THE TASK: Work out the number of lines in the records that include the word "JSON"; reply with that number alone.

PROVIDED DATA:
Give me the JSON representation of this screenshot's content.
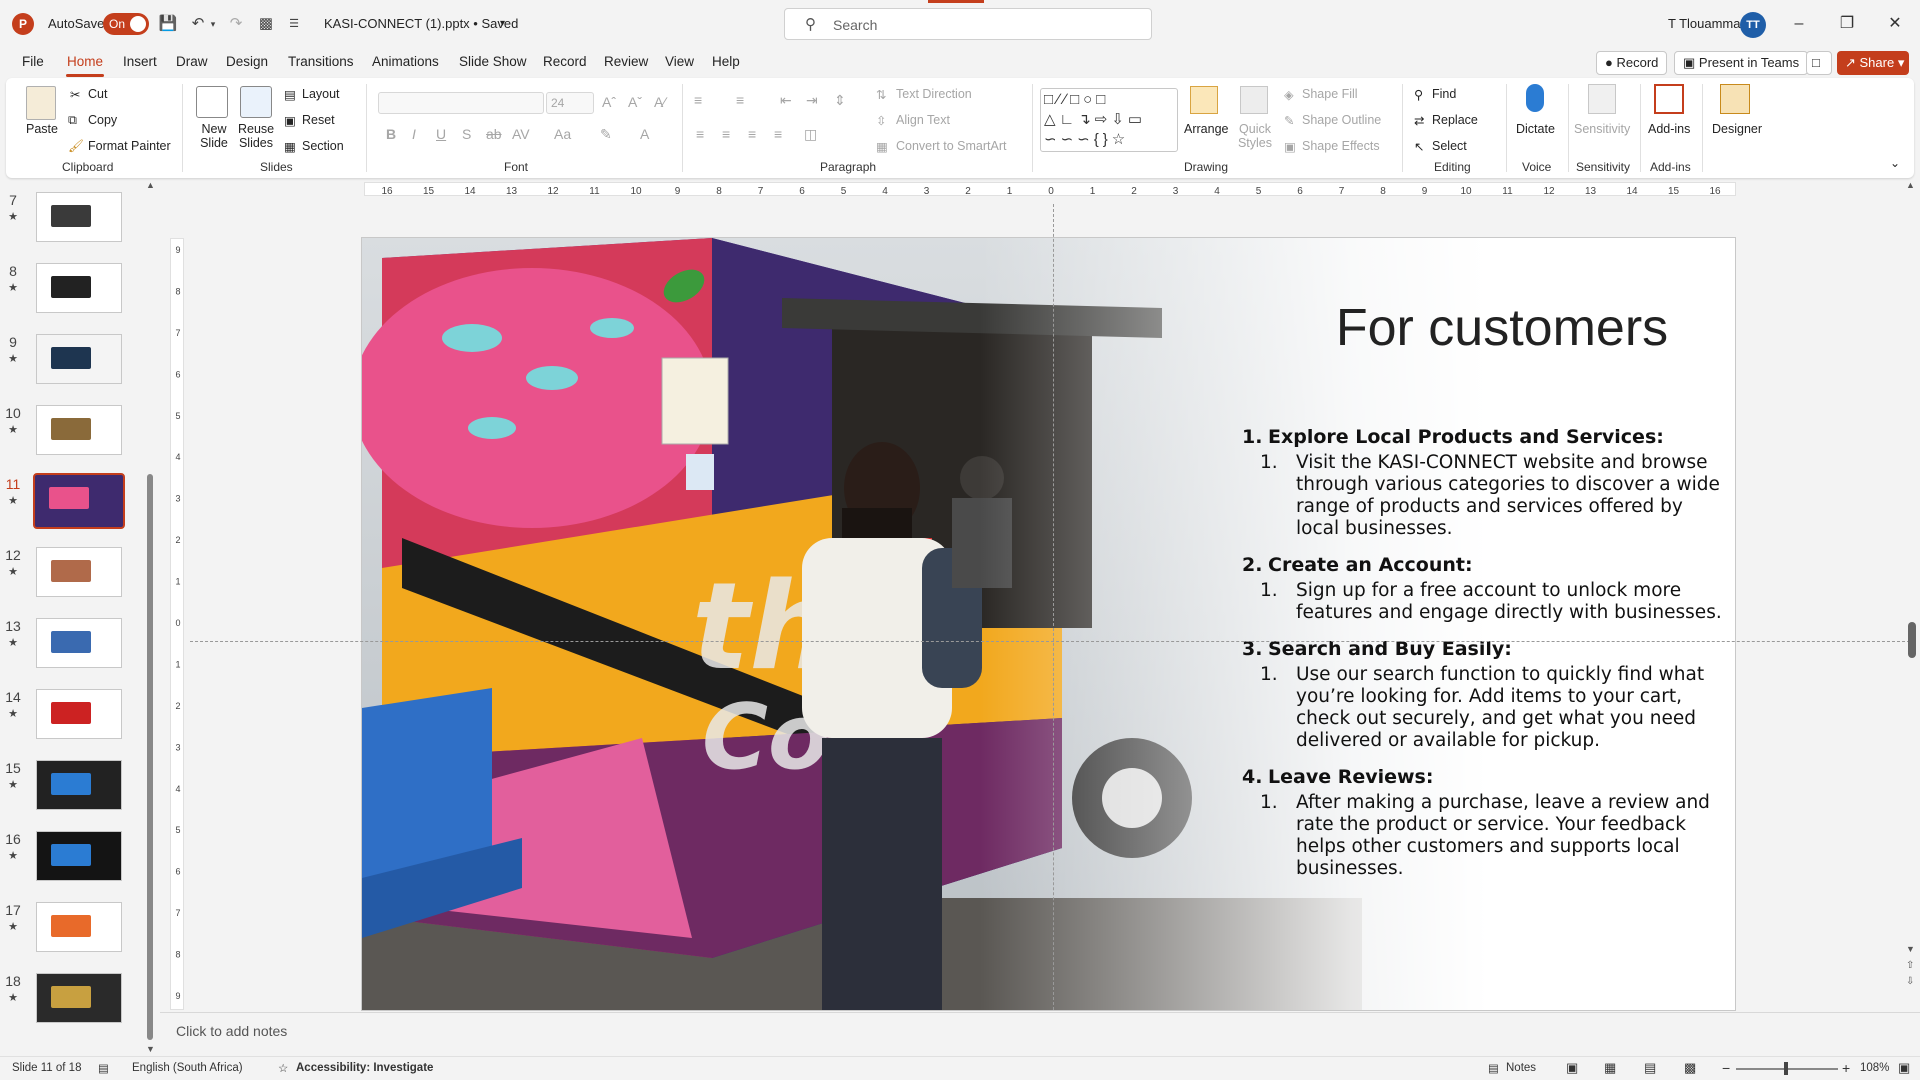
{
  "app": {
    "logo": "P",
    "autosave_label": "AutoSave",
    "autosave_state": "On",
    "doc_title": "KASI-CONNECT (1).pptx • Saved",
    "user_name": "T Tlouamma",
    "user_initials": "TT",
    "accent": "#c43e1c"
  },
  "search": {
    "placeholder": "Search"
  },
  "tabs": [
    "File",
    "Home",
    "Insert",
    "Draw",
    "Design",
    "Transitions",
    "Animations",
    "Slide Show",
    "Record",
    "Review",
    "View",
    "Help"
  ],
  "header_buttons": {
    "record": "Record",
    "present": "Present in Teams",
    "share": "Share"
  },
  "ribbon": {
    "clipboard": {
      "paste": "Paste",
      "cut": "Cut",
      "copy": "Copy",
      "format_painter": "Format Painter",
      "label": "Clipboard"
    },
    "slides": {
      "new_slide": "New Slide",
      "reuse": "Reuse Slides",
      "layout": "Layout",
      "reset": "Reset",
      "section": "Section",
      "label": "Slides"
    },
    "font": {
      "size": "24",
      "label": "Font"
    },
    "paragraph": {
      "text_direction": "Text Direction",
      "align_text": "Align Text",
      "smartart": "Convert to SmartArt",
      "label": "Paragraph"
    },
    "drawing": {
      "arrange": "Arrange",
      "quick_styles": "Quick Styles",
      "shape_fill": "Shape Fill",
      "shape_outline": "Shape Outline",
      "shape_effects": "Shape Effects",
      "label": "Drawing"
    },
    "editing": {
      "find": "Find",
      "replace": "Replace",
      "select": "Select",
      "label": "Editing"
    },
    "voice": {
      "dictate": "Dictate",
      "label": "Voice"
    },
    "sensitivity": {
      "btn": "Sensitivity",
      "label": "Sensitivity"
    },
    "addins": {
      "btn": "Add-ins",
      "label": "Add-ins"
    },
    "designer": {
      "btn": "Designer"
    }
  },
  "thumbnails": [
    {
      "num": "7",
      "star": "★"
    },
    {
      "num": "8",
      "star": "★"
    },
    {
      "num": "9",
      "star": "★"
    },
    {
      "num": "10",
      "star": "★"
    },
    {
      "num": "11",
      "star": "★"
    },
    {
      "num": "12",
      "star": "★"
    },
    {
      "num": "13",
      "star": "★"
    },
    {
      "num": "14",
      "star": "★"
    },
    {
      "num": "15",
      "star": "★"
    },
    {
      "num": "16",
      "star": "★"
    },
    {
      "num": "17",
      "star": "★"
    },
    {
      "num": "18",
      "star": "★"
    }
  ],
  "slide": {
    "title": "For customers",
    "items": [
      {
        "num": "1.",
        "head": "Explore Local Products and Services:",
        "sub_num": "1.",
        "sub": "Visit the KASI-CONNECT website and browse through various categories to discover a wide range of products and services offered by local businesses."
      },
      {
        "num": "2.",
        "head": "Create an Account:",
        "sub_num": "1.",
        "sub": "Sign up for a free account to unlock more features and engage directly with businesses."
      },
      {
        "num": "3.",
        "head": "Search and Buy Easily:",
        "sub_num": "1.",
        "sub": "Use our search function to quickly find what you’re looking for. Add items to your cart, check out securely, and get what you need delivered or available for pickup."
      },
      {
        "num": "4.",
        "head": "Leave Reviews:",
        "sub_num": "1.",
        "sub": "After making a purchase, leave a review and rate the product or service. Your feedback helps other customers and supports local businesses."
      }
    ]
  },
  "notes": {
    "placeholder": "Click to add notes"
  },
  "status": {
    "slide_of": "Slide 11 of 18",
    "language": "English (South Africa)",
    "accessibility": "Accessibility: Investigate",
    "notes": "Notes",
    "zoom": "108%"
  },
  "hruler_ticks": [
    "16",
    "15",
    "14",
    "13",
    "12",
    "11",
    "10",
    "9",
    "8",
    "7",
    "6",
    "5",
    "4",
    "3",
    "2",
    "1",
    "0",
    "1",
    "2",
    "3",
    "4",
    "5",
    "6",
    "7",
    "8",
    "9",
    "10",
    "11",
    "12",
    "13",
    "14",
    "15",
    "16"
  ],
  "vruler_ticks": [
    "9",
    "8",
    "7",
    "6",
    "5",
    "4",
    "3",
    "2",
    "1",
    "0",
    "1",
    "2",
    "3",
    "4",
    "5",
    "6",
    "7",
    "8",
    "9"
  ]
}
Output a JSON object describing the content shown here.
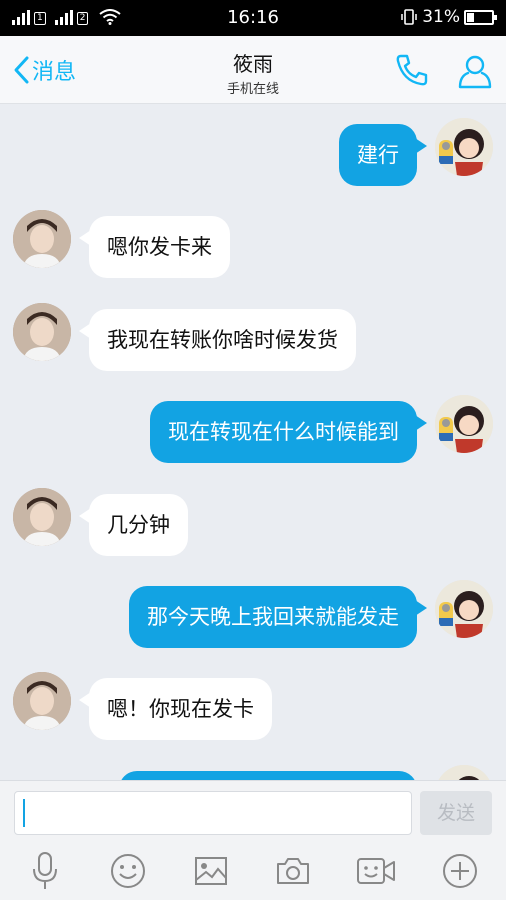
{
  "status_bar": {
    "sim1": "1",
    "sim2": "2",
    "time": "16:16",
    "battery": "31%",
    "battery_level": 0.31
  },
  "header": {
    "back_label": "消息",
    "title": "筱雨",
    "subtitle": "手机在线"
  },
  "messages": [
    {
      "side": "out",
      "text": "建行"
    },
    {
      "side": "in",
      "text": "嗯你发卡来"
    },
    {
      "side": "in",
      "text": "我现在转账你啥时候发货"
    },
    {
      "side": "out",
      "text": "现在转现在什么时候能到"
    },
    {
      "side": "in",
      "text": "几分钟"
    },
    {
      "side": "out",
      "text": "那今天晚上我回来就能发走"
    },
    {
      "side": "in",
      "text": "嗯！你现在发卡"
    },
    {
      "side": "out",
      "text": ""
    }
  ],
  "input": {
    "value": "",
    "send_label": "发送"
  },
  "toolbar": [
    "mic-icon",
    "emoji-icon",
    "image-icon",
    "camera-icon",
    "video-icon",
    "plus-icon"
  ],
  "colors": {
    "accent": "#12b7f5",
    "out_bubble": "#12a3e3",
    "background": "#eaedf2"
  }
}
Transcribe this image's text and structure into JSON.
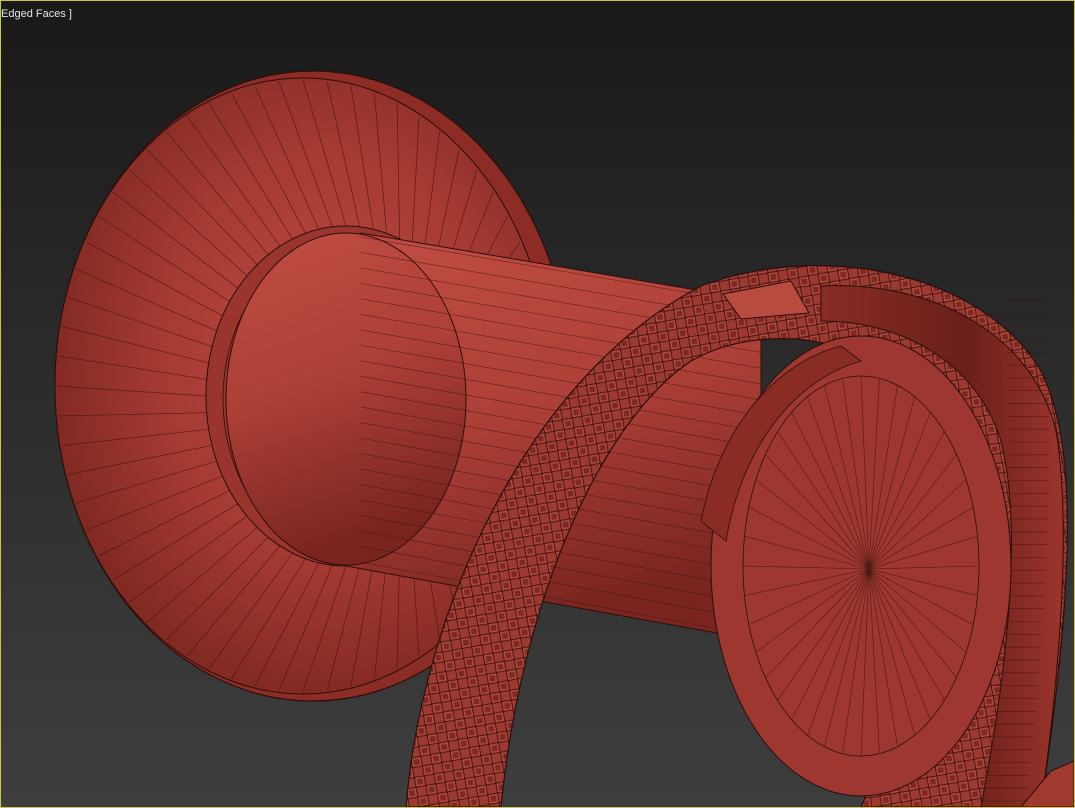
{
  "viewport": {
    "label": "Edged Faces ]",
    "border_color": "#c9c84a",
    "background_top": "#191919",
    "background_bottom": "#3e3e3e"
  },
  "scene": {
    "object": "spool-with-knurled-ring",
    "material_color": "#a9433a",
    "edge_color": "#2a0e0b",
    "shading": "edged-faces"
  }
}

RESPONSE BELOW: 3